Material provided =>
"""
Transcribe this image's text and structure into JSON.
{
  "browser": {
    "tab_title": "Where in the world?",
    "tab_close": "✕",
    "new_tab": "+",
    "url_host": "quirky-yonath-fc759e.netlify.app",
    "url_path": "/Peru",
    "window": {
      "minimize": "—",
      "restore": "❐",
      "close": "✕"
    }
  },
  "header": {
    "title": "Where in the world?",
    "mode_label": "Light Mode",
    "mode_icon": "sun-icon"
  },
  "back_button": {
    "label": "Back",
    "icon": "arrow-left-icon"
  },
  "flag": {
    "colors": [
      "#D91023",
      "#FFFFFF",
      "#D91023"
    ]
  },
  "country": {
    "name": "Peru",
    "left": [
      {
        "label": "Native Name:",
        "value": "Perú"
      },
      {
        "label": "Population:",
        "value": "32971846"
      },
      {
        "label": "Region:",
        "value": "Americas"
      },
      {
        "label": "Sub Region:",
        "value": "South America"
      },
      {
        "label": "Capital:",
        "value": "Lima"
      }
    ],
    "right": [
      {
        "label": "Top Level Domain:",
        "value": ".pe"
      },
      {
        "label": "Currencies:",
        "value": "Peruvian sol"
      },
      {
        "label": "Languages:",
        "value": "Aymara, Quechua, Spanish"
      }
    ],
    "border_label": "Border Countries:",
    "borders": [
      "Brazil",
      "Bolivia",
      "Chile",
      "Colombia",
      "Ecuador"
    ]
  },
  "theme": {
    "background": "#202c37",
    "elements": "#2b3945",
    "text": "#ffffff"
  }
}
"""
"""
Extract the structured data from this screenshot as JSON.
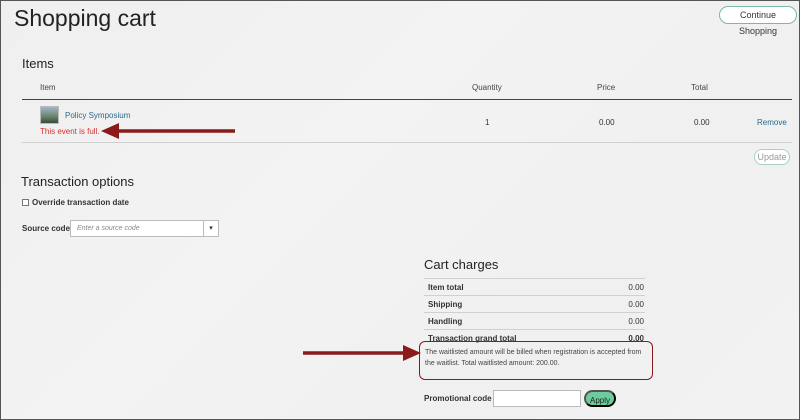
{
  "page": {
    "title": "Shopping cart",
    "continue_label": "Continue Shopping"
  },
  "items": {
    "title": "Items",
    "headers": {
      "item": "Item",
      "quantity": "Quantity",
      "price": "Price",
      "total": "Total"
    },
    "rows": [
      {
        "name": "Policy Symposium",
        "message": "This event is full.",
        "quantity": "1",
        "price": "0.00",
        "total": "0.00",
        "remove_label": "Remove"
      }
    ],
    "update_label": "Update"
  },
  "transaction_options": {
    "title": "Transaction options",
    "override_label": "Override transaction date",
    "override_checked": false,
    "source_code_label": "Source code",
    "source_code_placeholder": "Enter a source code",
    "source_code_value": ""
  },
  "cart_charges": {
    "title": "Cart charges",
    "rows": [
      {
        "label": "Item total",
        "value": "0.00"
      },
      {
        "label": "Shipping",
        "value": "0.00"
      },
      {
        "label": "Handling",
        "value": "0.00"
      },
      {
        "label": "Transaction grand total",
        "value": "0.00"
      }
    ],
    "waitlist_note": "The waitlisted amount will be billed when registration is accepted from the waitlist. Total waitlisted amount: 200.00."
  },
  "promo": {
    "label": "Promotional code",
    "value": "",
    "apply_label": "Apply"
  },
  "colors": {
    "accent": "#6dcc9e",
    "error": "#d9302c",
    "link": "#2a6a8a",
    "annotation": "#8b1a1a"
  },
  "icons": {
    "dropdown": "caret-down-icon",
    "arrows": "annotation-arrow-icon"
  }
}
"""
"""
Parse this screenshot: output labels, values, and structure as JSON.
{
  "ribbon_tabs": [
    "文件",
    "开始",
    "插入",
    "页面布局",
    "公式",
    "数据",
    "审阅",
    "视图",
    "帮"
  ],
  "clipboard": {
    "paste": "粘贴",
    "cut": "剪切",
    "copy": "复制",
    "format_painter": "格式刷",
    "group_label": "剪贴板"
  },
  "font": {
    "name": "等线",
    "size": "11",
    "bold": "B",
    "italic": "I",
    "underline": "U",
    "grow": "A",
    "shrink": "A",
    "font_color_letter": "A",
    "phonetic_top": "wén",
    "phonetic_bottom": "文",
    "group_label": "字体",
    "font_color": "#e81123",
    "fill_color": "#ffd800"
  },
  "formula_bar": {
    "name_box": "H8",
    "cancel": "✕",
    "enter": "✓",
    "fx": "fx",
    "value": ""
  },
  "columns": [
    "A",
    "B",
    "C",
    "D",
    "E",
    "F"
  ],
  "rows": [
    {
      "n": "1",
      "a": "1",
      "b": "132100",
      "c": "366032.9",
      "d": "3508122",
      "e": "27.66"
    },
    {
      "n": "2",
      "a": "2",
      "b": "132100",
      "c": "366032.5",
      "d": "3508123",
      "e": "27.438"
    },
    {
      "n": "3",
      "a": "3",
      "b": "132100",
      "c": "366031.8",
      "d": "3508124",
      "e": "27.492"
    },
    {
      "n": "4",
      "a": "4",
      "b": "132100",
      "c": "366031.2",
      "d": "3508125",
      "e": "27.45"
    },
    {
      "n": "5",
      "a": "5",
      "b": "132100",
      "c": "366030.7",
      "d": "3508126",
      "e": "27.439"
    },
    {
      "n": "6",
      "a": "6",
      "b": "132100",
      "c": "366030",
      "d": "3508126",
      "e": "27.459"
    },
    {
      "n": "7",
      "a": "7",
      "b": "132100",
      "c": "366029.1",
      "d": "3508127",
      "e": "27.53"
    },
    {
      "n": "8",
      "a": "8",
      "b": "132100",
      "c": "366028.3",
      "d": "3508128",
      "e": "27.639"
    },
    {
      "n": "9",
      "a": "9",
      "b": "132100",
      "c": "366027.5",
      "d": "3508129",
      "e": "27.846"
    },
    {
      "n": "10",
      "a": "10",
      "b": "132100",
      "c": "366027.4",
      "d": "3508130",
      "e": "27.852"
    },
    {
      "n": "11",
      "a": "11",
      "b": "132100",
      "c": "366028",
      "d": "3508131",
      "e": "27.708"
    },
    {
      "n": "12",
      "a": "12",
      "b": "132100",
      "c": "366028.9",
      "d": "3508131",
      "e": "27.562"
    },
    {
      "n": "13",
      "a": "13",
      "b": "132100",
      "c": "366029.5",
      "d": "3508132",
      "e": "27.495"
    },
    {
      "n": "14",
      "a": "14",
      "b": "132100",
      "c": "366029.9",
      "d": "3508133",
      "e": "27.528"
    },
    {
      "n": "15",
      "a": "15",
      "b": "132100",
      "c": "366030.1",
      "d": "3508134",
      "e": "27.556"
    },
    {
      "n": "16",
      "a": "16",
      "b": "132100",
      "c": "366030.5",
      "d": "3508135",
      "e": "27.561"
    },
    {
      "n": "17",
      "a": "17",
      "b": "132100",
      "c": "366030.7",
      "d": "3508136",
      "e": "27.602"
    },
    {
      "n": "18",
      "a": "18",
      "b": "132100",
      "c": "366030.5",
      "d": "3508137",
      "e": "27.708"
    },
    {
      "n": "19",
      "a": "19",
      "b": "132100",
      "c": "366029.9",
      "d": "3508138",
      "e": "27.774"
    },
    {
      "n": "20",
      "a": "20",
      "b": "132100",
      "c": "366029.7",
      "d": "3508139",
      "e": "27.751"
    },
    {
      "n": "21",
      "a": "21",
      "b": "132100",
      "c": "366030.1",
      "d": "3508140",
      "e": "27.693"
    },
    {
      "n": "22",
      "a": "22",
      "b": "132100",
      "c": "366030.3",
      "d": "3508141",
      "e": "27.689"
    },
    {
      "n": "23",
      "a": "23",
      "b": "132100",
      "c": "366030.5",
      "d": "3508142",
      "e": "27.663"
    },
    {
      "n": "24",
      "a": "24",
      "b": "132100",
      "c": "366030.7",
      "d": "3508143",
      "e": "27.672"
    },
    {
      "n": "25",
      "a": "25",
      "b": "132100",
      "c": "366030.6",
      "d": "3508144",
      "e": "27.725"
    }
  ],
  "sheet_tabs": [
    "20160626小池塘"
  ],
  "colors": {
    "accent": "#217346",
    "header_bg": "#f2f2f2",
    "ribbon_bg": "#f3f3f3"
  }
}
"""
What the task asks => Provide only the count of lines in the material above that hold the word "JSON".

Written solution => 3